● MATERIAL SHOWN:
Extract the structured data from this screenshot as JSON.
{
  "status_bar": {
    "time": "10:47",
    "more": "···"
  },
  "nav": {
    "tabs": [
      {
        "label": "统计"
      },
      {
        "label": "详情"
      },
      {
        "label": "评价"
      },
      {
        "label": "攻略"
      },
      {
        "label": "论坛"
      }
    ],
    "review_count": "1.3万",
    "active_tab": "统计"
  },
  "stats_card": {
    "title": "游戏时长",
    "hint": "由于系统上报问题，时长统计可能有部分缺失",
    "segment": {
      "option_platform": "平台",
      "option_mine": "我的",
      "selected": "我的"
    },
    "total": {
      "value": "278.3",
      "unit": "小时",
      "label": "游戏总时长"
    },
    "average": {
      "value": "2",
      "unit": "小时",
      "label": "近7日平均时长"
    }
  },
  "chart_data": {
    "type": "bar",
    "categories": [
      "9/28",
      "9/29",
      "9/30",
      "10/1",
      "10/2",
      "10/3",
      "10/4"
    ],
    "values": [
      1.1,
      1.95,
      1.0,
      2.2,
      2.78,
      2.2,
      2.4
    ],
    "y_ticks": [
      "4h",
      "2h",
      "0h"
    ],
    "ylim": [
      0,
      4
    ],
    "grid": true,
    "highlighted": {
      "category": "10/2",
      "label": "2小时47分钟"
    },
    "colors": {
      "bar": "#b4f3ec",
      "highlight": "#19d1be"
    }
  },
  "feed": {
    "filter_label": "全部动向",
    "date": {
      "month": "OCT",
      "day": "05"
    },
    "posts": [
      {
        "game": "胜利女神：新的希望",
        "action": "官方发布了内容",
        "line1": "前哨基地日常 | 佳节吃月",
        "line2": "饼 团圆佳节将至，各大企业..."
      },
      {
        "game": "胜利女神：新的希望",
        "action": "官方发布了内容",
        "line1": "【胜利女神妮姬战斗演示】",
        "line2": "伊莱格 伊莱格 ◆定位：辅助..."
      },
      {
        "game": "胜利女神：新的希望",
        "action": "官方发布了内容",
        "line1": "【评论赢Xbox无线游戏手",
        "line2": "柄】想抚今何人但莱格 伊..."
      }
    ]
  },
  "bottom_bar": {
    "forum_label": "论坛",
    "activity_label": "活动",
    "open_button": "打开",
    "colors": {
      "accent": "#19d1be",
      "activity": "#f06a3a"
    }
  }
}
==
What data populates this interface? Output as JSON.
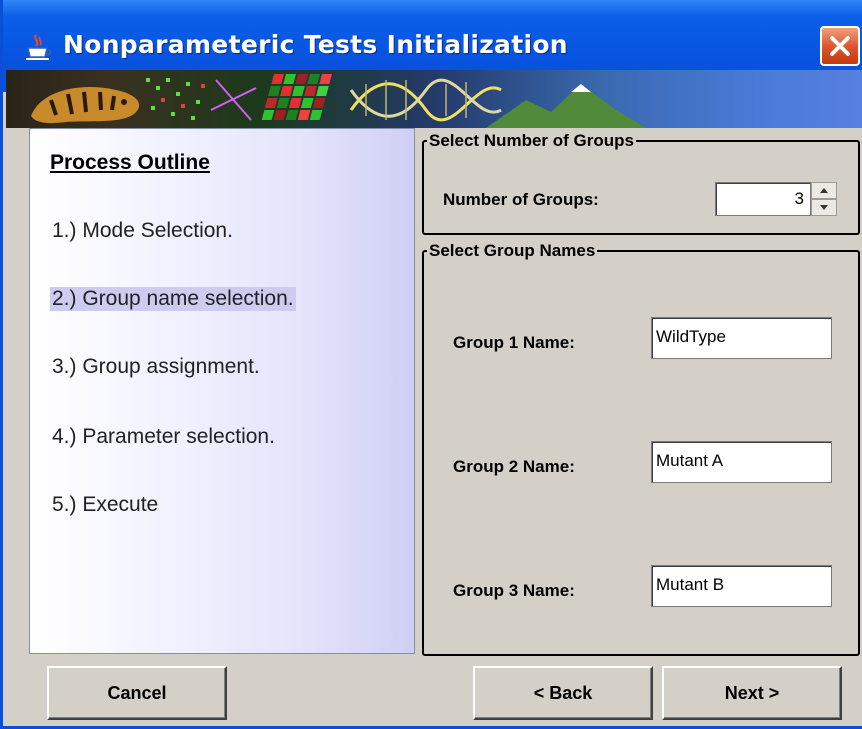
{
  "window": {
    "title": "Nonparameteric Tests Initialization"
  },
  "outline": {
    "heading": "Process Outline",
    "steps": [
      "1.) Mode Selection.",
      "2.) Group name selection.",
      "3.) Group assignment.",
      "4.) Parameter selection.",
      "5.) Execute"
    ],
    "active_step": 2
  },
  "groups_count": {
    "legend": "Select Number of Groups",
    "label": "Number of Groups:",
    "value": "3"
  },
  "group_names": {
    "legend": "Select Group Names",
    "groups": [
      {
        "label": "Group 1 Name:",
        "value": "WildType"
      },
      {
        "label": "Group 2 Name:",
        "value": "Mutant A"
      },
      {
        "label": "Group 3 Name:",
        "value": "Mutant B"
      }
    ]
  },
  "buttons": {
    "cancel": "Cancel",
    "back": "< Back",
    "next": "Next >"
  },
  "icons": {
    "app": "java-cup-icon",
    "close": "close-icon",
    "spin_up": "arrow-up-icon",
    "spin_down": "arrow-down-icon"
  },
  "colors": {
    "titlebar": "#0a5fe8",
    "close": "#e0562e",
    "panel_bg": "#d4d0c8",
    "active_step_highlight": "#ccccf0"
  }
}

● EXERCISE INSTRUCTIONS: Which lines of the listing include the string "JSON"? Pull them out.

● OUTPUT FOR THIS EXERCISE:
Extract the structured data from this screenshot as JSON.
What data populates this interface? Output as JSON.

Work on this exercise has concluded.